As a grateful citizen, I support your effort to honor those who have fallen in battle and to keep the Bladensburg WWI Veterans Memorial standing as a visible reminder of valor, sacrifice, endurance, and devotion.
Veterans memorials like the one in Bladensburg, MD are symbols reminding us of the sacrifice of our service members and the cost of war. Tearing down the Bladensburg Memorial would erase the memory of the 49 fallen heroes of Prince George’s County—like they never even existed.
We cannot allow the Bladensburg Memorial to be bulldozed.
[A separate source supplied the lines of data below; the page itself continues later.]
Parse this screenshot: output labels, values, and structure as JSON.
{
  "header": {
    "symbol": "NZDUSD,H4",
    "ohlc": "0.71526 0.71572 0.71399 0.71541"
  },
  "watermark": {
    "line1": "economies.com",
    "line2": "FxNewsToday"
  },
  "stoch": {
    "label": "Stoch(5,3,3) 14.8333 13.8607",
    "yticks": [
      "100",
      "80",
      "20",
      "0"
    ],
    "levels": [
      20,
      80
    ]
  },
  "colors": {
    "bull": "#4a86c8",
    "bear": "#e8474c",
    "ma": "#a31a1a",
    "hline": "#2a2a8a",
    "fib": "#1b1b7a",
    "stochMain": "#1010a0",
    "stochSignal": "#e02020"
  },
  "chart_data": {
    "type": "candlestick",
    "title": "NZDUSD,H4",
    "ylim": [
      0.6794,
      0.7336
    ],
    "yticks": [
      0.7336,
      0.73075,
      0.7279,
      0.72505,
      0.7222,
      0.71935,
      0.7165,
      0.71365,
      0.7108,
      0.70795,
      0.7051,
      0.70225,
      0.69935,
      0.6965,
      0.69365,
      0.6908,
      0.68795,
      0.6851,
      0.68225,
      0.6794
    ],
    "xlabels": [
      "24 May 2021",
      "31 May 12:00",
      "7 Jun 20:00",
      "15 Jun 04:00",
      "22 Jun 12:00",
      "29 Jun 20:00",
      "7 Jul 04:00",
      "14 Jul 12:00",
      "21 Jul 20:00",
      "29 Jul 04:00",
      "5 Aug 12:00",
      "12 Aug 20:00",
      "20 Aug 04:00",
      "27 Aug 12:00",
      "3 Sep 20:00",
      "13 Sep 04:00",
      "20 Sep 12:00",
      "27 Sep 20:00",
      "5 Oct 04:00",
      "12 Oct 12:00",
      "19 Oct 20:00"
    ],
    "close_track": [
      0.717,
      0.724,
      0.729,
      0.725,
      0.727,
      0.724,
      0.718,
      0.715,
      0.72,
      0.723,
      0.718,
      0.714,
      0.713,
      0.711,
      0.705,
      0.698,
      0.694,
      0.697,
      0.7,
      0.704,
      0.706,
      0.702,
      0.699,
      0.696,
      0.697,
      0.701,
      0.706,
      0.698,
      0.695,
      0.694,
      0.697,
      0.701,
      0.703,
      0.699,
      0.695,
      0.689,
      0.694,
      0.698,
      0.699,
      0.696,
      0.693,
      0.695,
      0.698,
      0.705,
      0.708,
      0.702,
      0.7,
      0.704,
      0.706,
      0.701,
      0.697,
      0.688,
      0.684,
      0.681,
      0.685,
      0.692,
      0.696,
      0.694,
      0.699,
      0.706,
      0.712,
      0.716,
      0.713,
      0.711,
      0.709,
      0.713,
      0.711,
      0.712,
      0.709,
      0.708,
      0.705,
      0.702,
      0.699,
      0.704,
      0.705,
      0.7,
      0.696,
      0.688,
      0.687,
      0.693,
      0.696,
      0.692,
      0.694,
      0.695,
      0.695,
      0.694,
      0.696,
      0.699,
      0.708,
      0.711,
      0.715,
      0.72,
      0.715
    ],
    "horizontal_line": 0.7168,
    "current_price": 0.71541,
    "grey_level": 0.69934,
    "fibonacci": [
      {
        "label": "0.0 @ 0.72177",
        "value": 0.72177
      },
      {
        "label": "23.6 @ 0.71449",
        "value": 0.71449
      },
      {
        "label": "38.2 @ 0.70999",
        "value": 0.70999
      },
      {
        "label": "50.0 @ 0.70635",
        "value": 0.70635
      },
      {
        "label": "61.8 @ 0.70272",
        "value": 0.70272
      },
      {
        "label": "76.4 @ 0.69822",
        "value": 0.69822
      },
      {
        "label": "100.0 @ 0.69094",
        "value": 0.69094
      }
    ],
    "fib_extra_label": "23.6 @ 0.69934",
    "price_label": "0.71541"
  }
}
Please know that you have my support and backing in your petition to the U.S. Supreme Court.✖